Data excerpts

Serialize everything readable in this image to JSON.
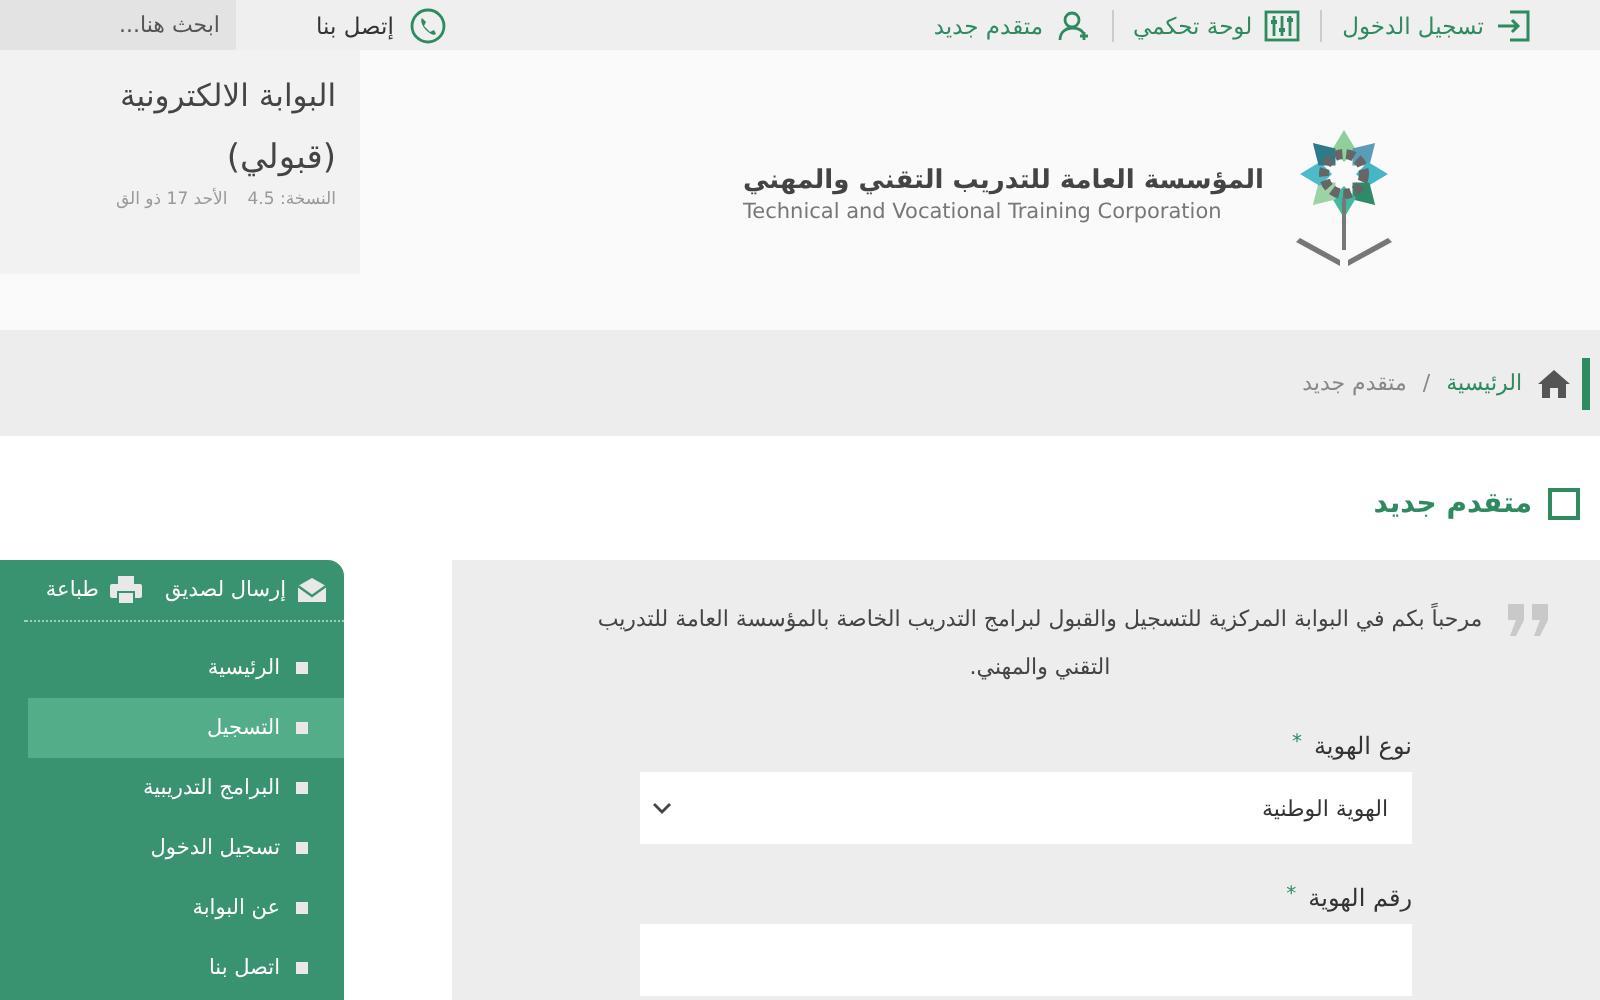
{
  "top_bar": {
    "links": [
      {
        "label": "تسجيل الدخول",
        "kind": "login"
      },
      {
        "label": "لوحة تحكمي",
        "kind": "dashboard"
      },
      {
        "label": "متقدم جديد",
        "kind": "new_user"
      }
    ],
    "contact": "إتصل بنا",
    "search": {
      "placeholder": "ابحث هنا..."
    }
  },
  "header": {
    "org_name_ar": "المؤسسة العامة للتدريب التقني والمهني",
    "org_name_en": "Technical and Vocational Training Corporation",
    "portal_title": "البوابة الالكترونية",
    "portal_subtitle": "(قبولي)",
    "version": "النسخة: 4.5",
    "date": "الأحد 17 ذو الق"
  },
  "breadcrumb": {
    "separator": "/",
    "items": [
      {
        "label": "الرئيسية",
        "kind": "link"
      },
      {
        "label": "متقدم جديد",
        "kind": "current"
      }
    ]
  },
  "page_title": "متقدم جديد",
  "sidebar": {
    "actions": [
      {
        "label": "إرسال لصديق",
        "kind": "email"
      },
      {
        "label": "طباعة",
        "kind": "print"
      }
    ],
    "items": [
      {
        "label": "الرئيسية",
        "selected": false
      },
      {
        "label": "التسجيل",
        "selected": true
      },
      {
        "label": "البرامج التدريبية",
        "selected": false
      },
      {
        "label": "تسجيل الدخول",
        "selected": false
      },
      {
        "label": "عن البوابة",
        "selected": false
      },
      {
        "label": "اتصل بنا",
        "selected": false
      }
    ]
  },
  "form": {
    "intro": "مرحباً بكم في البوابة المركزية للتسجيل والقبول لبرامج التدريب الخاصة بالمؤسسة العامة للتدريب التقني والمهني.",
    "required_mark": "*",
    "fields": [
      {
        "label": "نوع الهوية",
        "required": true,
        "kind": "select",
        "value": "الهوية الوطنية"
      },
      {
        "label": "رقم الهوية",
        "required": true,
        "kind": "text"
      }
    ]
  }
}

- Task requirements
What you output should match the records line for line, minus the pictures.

- Reply to the task
Serialize everything readable in this image to JSON.
{
  "top_bar": {
    "links": [
      {
        "label": "تسجيل الدخول",
        "kind": "login"
      },
      {
        "label": "لوحة تحكمي",
        "kind": "dashboard"
      },
      {
        "label": "متقدم جديد",
        "kind": "new_user"
      }
    ],
    "contact": "إتصل بنا",
    "search": {
      "placeholder": "ابحث هنا..."
    }
  },
  "header": {
    "org_name_ar": "المؤسسة العامة للتدريب التقني والمهني",
    "org_name_en": "Technical and Vocational Training Corporation",
    "portal_title": "البوابة الالكترونية",
    "portal_subtitle": "(قبولي)",
    "version": "النسخة: 4.5",
    "date": "الأحد 17 ذو الق"
  },
  "breadcrumb": {
    "separator": "/",
    "items": [
      {
        "label": "الرئيسية",
        "kind": "link"
      },
      {
        "label": "متقدم جديد",
        "kind": "current"
      }
    ]
  },
  "page_title": "متقدم جديد",
  "sidebar": {
    "actions": [
      {
        "label": "إرسال لصديق",
        "kind": "email"
      },
      {
        "label": "طباعة",
        "kind": "print"
      }
    ],
    "items": [
      {
        "label": "الرئيسية",
        "selected": false
      },
      {
        "label": "التسجيل",
        "selected": true
      },
      {
        "label": "البرامج التدريبية",
        "selected": false
      },
      {
        "label": "تسجيل الدخول",
        "selected": false
      },
      {
        "label": "عن البوابة",
        "selected": false
      },
      {
        "label": "اتصل بنا",
        "selected": false
      }
    ]
  },
  "form": {
    "intro": "مرحباً بكم في البوابة المركزية للتسجيل والقبول لبرامج التدريب الخاصة بالمؤسسة العامة للتدريب التقني والمهني.",
    "required_mark": "*",
    "fields": [
      {
        "label": "نوع الهوية",
        "required": true,
        "kind": "select",
        "value": "الهوية الوطنية"
      },
      {
        "label": "رقم الهوية",
        "required": true,
        "kind": "text"
      }
    ]
  }
}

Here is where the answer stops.